This article was sourced from Creative Commons Attribution-ShareAlike License; additional terms may apply. World Heritage Encyclopedia content is assembled from numerous content providers, Open Access Publishing, and in compliance with The Fair Access to Science and Technology Research Act (FASTR), Wikimedia Foundation, Inc., Public Library of Science, The Encyclopedia of Life, Open Book Publishers (OBP), PubMed, U.S. National Library of Medicine, National Center for Biotechnology Information, U.S. National Library of Medicine, National Institutes of Health (NIH), U.S. Department of Health & Human Services, and, which sources content from all federal, state, local, tribal, and territorial government publication portals (.gov, .mil, .edu). Funding for and content contributors is made possible from the U.S. Congress, E-Government Act of 2002.
Crowd sourced content that is contributed to World Heritage Encyclopedia is peer reviewed and edited by our editorial staff to ensure quality scholarly research articles.
By using this site, you agree to the Terms of Use and Privacy Policy. World Heritage Encyclopedia™ is a registered trademark of the World Public Library Association, a non-profit organization.

Copyright © World Library Foundation. All rights reserved. eBooks from Project Gutenberg are sponsored by the World Library Foundation,
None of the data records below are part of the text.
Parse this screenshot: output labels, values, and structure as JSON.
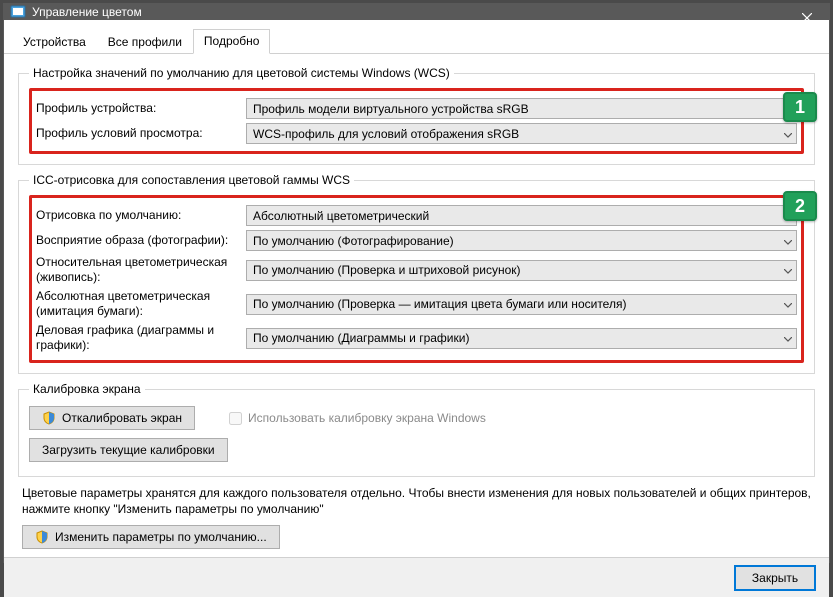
{
  "window": {
    "title": "Управление цветом",
    "close_tooltip": "Закрыть"
  },
  "tabs": {
    "devices": "Устройства",
    "all_profiles": "Все профили",
    "advanced": "Подробно"
  },
  "group_wcs": {
    "legend": "Настройка значений по умолчанию для цветовой системы Windows (WCS)",
    "device_profile_label": "Профиль устройства:",
    "device_profile_value": "Профиль модели виртуального устройства sRGB",
    "viewing_profile_label": "Профиль условий просмотра:",
    "viewing_profile_value": "WCS-профиль для условий отображения sRGB"
  },
  "group_icc": {
    "legend": "ICC-отрисовка для сопоставления цветовой гаммы WCS",
    "default_render_label": "Отрисовка по умолчанию:",
    "default_render_value": "Абсолютный цветометрический",
    "perceptual_label": "Восприятие образа (фотографии):",
    "perceptual_value": "По умолчанию (Фотографирование)",
    "relative_label": "Относительная цветометрическая (живопись):",
    "relative_value": "По умолчанию (Проверка и штриховой рисунок)",
    "absolute_label": "Абсолютная цветометрическая (имитация бумаги):",
    "absolute_value": "По умолчанию (Проверка — имитация цвета бумаги или носителя)",
    "business_label": "Деловая графика (диаграммы и графики):",
    "business_value": "По умолчанию (Диаграммы и графики)"
  },
  "group_calib": {
    "legend": "Калибровка экрана",
    "calibrate_btn": "Откалибровать экран",
    "use_calibration_checkbox": "Использовать калибровку экрана Windows",
    "load_calibrations_btn": "Загрузить текущие калибровки"
  },
  "note_text": "Цветовые параметры хранятся для каждого пользователя отдельно. Чтобы внести изменения для новых пользователей и общих принтеров, нажмите кнопку \"Изменить параметры по умолчанию\"",
  "change_defaults_btn": "Изменить параметры по умолчанию...",
  "footer": {
    "close": "Закрыть"
  },
  "badges": {
    "one": "1",
    "two": "2"
  }
}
a 501c(4) Member's Support Non-Profit Organization, and is NOT affiliated with any governmental agency or department.